Work instructions →
The answer must be the complete listing, reproduced exactly.

Working data →

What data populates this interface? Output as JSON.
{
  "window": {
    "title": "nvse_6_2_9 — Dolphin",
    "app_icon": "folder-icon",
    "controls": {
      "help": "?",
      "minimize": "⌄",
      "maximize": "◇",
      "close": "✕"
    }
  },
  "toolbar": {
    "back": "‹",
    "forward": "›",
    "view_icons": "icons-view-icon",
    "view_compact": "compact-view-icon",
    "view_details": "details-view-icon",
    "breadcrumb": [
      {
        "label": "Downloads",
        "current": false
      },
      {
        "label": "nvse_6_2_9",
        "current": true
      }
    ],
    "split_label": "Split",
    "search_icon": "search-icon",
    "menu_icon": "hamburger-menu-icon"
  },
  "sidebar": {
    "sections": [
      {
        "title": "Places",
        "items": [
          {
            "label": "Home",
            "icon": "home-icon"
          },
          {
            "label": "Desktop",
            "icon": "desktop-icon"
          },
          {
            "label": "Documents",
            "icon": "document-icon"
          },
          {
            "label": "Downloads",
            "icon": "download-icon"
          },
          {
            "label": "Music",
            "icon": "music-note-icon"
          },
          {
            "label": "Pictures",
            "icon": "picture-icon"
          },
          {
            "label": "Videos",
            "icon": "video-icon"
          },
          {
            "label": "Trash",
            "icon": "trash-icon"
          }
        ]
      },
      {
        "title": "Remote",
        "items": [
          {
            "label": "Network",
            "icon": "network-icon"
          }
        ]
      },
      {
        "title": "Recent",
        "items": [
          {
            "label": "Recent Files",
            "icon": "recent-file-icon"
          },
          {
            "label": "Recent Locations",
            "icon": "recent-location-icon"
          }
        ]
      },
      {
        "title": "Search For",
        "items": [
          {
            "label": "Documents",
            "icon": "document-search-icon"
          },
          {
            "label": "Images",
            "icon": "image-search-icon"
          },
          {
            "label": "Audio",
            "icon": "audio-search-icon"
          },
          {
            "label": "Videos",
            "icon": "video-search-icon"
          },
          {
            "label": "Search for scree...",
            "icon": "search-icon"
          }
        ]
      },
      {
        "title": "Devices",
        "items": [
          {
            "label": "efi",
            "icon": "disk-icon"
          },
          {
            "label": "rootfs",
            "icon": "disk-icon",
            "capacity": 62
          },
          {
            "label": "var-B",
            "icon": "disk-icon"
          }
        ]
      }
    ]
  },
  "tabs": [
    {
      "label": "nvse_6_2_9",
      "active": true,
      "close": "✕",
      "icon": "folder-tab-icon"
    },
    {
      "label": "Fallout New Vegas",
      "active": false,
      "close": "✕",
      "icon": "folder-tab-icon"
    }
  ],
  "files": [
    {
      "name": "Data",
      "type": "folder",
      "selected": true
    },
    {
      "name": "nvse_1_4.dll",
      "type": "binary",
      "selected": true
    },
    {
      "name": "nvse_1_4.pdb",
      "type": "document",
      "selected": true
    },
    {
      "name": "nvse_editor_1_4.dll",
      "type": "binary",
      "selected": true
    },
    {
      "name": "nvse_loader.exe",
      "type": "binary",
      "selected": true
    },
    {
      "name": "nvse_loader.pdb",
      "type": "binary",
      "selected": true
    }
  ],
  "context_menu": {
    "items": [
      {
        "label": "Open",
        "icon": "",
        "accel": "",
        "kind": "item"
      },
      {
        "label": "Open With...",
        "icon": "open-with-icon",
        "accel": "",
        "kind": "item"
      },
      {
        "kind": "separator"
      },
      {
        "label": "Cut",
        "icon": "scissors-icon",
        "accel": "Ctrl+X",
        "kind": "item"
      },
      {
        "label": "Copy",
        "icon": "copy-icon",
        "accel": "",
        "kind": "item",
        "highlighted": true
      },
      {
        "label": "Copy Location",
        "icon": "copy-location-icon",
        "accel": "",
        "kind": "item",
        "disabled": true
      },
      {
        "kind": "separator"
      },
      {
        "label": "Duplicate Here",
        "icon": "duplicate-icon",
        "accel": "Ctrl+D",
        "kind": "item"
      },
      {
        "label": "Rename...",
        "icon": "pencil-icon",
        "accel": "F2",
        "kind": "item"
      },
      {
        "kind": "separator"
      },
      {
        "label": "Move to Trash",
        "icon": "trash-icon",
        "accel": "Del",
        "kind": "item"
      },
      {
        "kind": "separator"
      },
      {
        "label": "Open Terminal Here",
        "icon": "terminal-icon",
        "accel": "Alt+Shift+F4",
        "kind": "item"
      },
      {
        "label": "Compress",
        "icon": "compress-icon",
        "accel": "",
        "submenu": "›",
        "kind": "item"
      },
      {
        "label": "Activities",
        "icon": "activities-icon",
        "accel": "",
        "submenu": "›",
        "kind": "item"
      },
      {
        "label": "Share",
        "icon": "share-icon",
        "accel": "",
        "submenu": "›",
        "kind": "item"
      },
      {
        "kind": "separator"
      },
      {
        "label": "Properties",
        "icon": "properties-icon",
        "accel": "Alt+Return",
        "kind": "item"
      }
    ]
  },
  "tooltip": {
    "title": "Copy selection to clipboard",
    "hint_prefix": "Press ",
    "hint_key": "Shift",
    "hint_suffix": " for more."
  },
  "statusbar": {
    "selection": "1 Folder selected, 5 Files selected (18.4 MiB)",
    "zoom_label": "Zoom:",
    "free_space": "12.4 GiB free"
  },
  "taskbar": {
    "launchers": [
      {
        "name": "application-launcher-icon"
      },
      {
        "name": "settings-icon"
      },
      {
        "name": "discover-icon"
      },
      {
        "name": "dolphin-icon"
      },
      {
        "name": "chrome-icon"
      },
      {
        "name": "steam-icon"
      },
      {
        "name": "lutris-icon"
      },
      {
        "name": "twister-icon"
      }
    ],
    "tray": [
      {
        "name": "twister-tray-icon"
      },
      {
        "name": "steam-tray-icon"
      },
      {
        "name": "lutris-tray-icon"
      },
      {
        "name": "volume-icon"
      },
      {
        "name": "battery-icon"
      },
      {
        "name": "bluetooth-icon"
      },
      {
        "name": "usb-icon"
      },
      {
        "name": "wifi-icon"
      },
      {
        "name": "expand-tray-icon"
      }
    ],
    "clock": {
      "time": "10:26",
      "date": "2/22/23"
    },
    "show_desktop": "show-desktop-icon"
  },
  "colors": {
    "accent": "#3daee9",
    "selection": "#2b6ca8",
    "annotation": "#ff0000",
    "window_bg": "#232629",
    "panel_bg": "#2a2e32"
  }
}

Response area →
What data populates this interface? Output as JSON.
{
  "window": {
    "title": "nvse_6_2_9 — Dolphin",
    "app_icon": "folder-icon",
    "controls": {
      "help": "?",
      "minimize": "⌄",
      "maximize": "◇",
      "close": "✕"
    }
  },
  "toolbar": {
    "back": "‹",
    "forward": "›",
    "view_icons": "icons-view-icon",
    "view_compact": "compact-view-icon",
    "view_details": "details-view-icon",
    "breadcrumb": [
      {
        "label": "Downloads",
        "current": false
      },
      {
        "label": "nvse_6_2_9",
        "current": true
      }
    ],
    "split_label": "Split",
    "search_icon": "search-icon",
    "menu_icon": "hamburger-menu-icon"
  },
  "sidebar": {
    "sections": [
      {
        "title": "Places",
        "items": [
          {
            "label": "Home",
            "icon": "home-icon"
          },
          {
            "label": "Desktop",
            "icon": "desktop-icon"
          },
          {
            "label": "Documents",
            "icon": "document-icon"
          },
          {
            "label": "Downloads",
            "icon": "download-icon"
          },
          {
            "label": "Music",
            "icon": "music-note-icon"
          },
          {
            "label": "Pictures",
            "icon": "picture-icon"
          },
          {
            "label": "Videos",
            "icon": "video-icon"
          },
          {
            "label": "Trash",
            "icon": "trash-icon"
          }
        ]
      },
      {
        "title": "Remote",
        "items": [
          {
            "label": "Network",
            "icon": "network-icon"
          }
        ]
      },
      {
        "title": "Recent",
        "items": [
          {
            "label": "Recent Files",
            "icon": "recent-file-icon"
          },
          {
            "label": "Recent Locations",
            "icon": "recent-location-icon"
          }
        ]
      },
      {
        "title": "Search For",
        "items": [
          {
            "label": "Documents",
            "icon": "document-search-icon"
          },
          {
            "label": "Images",
            "icon": "image-search-icon"
          },
          {
            "label": "Audio",
            "icon": "audio-search-icon"
          },
          {
            "label": "Videos",
            "icon": "video-search-icon"
          },
          {
            "label": "Search for scree...",
            "icon": "search-icon"
          }
        ]
      },
      {
        "title": "Devices",
        "items": [
          {
            "label": "efi",
            "icon": "disk-icon"
          },
          {
            "label": "rootfs",
            "icon": "disk-icon",
            "capacity": 62
          },
          {
            "label": "var-B",
            "icon": "disk-icon"
          }
        ]
      }
    ]
  },
  "tabs": [
    {
      "label": "nvse_6_2_9",
      "active": true,
      "close": "✕",
      "icon": "folder-tab-icon"
    },
    {
      "label": "Fallout New Vegas",
      "active": false,
      "close": "✕",
      "icon": "folder-tab-icon"
    }
  ],
  "files": [
    {
      "name": "Data",
      "type": "folder",
      "selected": true
    },
    {
      "name": "nvse_1_4.dll",
      "type": "binary",
      "selected": true
    },
    {
      "name": "nvse_1_4.pdb",
      "type": "document",
      "selected": true
    },
    {
      "name": "nvse_editor_1_4.dll",
      "type": "binary",
      "selected": true
    },
    {
      "name": "nvse_loader.exe",
      "type": "binary",
      "selected": true
    },
    {
      "name": "nvse_loader.pdb",
      "type": "binary",
      "selected": true
    }
  ],
  "context_menu": {
    "items": [
      {
        "label": "Open",
        "icon": "",
        "accel": "",
        "kind": "item"
      },
      {
        "label": "Open With...",
        "icon": "open-with-icon",
        "accel": "",
        "kind": "item"
      },
      {
        "kind": "separator"
      },
      {
        "label": "Cut",
        "icon": "scissors-icon",
        "accel": "Ctrl+X",
        "kind": "item"
      },
      {
        "label": "Copy",
        "icon": "copy-icon",
        "accel": "",
        "kind": "item",
        "highlighted": true
      },
      {
        "label": "Copy Location",
        "icon": "copy-location-icon",
        "accel": "",
        "kind": "item",
        "disabled": true
      },
      {
        "kind": "separator"
      },
      {
        "label": "Duplicate Here",
        "icon": "duplicate-icon",
        "accel": "Ctrl+D",
        "kind": "item"
      },
      {
        "label": "Rename...",
        "icon": "pencil-icon",
        "accel": "F2",
        "kind": "item"
      },
      {
        "kind": "separator"
      },
      {
        "label": "Move to Trash",
        "icon": "trash-icon",
        "accel": "Del",
        "kind": "item"
      },
      {
        "kind": "separator"
      },
      {
        "label": "Open Terminal Here",
        "icon": "terminal-icon",
        "accel": "Alt+Shift+F4",
        "kind": "item"
      },
      {
        "label": "Compress",
        "icon": "compress-icon",
        "accel": "",
        "submenu": "›",
        "kind": "item"
      },
      {
        "label": "Activities",
        "icon": "activities-icon",
        "accel": "",
        "submenu": "›",
        "kind": "item"
      },
      {
        "label": "Share",
        "icon": "share-icon",
        "accel": "",
        "submenu": "›",
        "kind": "item"
      },
      {
        "kind": "separator"
      },
      {
        "label": "Properties",
        "icon": "properties-icon",
        "accel": "Alt+Return",
        "kind": "item"
      }
    ]
  },
  "tooltip": {
    "title": "Copy selection to clipboard",
    "hint_prefix": "Press ",
    "hint_key": "Shift",
    "hint_suffix": " for more."
  },
  "statusbar": {
    "selection": "1 Folder selected, 5 Files selected (18.4 MiB)",
    "zoom_label": "Zoom:",
    "free_space": "12.4 GiB free"
  },
  "taskbar": {
    "launchers": [
      {
        "name": "application-launcher-icon"
      },
      {
        "name": "settings-icon"
      },
      {
        "name": "discover-icon"
      },
      {
        "name": "dolphin-icon"
      },
      {
        "name": "chrome-icon"
      },
      {
        "name": "steam-icon"
      },
      {
        "name": "lutris-icon"
      },
      {
        "name": "twister-icon"
      }
    ],
    "tray": [
      {
        "name": "twister-tray-icon"
      },
      {
        "name": "steam-tray-icon"
      },
      {
        "name": "lutris-tray-icon"
      },
      {
        "name": "volume-icon"
      },
      {
        "name": "battery-icon"
      },
      {
        "name": "bluetooth-icon"
      },
      {
        "name": "usb-icon"
      },
      {
        "name": "wifi-icon"
      },
      {
        "name": "expand-tray-icon"
      }
    ],
    "clock": {
      "time": "10:26",
      "date": "2/22/23"
    },
    "show_desktop": "show-desktop-icon"
  },
  "colors": {
    "accent": "#3daee9",
    "selection": "#2b6ca8",
    "annotation": "#ff0000",
    "window_bg": "#232629",
    "panel_bg": "#2a2e32"
  }
}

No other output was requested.